Work required
Please return all lines from the records below that include the string "falsas".

▬▬▬

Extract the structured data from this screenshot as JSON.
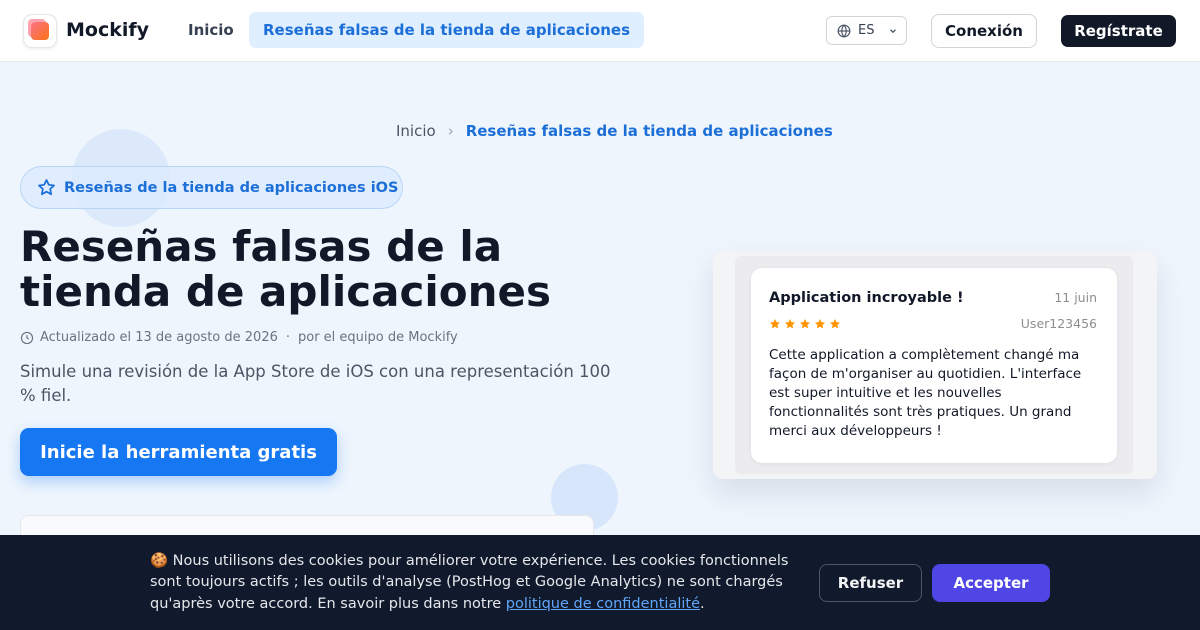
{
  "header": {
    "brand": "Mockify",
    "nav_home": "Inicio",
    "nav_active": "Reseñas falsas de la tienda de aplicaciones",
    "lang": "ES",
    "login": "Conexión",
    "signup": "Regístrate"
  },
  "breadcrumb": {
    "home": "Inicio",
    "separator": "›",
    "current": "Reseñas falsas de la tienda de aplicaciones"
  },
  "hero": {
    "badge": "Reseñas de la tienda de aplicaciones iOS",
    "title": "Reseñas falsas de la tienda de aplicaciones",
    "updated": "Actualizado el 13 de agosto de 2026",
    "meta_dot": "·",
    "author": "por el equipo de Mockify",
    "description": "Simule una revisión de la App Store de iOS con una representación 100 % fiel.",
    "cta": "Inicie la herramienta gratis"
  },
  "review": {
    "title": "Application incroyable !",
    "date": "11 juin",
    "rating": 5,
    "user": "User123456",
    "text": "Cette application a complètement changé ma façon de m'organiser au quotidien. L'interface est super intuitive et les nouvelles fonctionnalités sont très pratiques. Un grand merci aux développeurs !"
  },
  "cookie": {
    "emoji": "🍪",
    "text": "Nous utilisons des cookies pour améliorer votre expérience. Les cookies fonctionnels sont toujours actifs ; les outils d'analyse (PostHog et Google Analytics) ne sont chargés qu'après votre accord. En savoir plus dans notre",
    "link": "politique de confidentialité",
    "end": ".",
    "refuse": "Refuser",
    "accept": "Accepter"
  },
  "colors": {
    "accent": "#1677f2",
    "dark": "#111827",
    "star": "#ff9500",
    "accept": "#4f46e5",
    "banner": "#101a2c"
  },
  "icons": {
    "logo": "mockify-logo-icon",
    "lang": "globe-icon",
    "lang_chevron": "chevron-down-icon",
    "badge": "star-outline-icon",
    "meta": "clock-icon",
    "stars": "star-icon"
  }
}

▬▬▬

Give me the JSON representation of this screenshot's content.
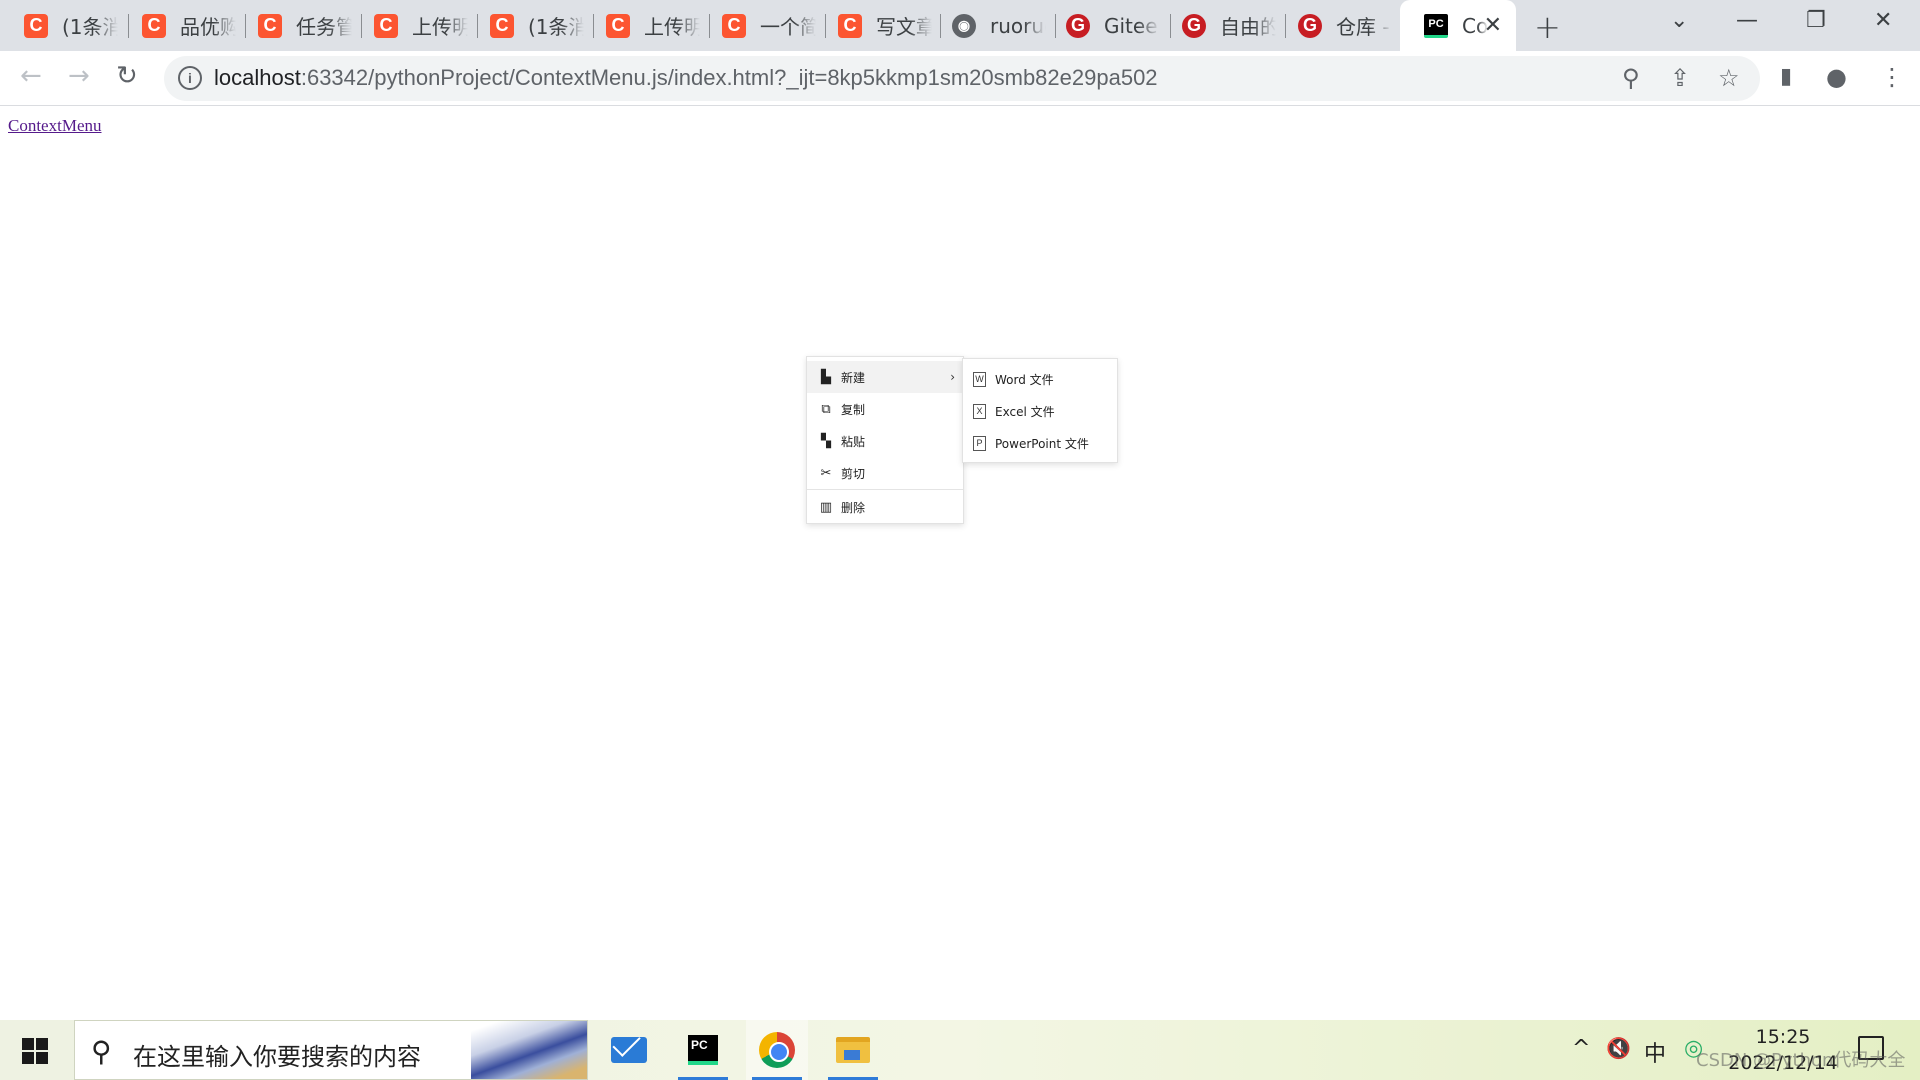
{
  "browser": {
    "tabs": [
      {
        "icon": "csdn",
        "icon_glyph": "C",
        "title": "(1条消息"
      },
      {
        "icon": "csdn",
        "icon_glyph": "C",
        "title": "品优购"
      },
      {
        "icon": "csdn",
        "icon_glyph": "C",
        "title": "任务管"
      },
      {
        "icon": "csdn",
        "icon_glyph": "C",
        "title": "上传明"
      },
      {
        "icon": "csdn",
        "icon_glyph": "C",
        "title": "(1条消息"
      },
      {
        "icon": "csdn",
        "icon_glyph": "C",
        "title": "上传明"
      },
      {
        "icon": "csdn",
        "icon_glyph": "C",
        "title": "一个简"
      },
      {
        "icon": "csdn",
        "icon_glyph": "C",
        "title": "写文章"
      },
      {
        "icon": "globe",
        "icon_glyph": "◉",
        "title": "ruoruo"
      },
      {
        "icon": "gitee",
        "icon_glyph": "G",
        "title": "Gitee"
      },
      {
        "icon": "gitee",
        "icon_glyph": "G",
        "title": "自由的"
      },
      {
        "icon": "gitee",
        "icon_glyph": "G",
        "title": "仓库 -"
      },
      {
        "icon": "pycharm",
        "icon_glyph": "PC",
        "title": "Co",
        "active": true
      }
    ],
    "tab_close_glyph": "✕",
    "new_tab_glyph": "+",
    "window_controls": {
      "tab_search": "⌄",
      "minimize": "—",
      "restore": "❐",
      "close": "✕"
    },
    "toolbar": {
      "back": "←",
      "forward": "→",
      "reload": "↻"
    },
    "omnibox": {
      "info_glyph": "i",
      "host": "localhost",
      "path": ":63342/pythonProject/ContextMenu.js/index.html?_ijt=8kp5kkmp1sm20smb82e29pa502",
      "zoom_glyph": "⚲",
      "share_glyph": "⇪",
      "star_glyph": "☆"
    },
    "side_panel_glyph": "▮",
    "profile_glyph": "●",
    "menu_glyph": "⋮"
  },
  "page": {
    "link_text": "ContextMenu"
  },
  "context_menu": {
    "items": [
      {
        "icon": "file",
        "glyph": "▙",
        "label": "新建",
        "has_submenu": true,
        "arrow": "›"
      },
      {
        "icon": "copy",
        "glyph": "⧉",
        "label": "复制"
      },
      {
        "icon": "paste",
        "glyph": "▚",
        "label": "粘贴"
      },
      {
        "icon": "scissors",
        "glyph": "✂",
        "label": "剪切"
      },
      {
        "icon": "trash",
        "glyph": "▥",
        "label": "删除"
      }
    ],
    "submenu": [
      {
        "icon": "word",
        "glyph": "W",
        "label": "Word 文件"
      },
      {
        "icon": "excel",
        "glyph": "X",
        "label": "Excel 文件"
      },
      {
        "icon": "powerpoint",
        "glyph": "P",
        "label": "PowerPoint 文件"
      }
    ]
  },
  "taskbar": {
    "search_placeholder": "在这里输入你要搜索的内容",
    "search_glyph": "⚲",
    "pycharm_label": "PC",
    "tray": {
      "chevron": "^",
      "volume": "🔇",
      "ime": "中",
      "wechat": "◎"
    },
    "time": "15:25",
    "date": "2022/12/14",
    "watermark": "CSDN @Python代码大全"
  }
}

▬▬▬

Answer box
    "nav_active": "Reseñas falsas de la tienda de aplicaciones",
    "current": "Reseñas falsas de la tienda de aplicaciones"
    "title": "Reseñas falsas de la tienda de aplicaciones",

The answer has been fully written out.